Goal setting can aid in changing perspectives and habits. To help launch her book, Deppa partnered with Ginny Yurich of @1000hoursoutside on Instagram. “We have adopted her simple yet impactful family goal of spending 1,000 hours outside in the year,” she says. “The benefits of nature-filled days are immense not only for our children, but for ourselves.”
Good intentions aside, 1,000 hours is a lot of time—equating to about three hours a day. Deppa offers inspiration. “I believe having special spots to visit is a huge part of getting outside during the winter months,” she says. “If you’re too close to home, it’s too easy to come right back inside. I like to venture somewhere that has an ‘attraction.’ This could simply be a cool climbing tree, an abundance of wildlife or maybe a sledding hill.” Locally, she points to Gale Woods Farm in Minnetrista and Victoria’s Lowry Nature Center in Carver Park Reserve. The family also keeps a winter bucket list to inspire adventures (dog sledding with Silent Run Adventures in Delano; ice fishing on Lake Minnetonka; making ice globes; building an igloo).
“More than anything I think it’s important to go somewhere that makes you happy as a parent. Children feed off of our energy, and if we’re loving life, they likely will, too,” she says.

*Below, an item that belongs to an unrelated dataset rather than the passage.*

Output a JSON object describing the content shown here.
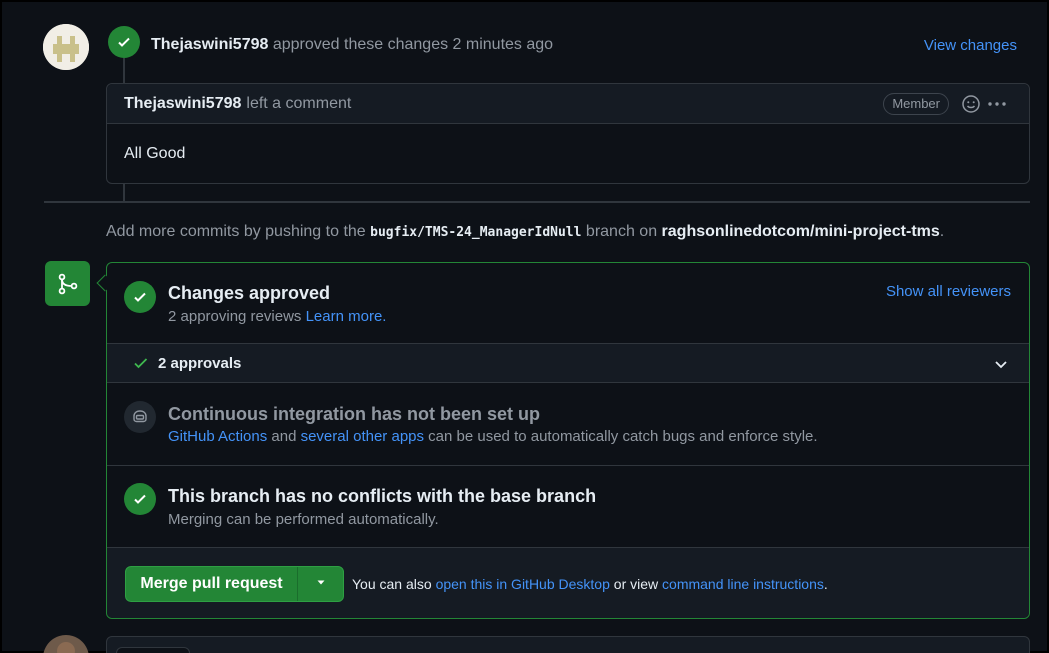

“My hope is for this book to contribute to the existing movement to embrace our winters and cold northern climate (à la Askov Finlayson’s #keepthenorthcold movement). But I also hope for it to fall into people’s home libraries and round out a wide array of stories that inspire their children to live a more curious life. There are so many wonderful books that encourage our children to explore, learn and keep an open mind, and I hope mine is a small piece of that puzzle.”
Winter, You Wonder is available at perrisdeppa.com, amazon.com, Excelsior Bay Books and pip & pal in Excelsior; Cottagewood Store in Deephaven (seasonal hours); and Pacifier in Wayzata.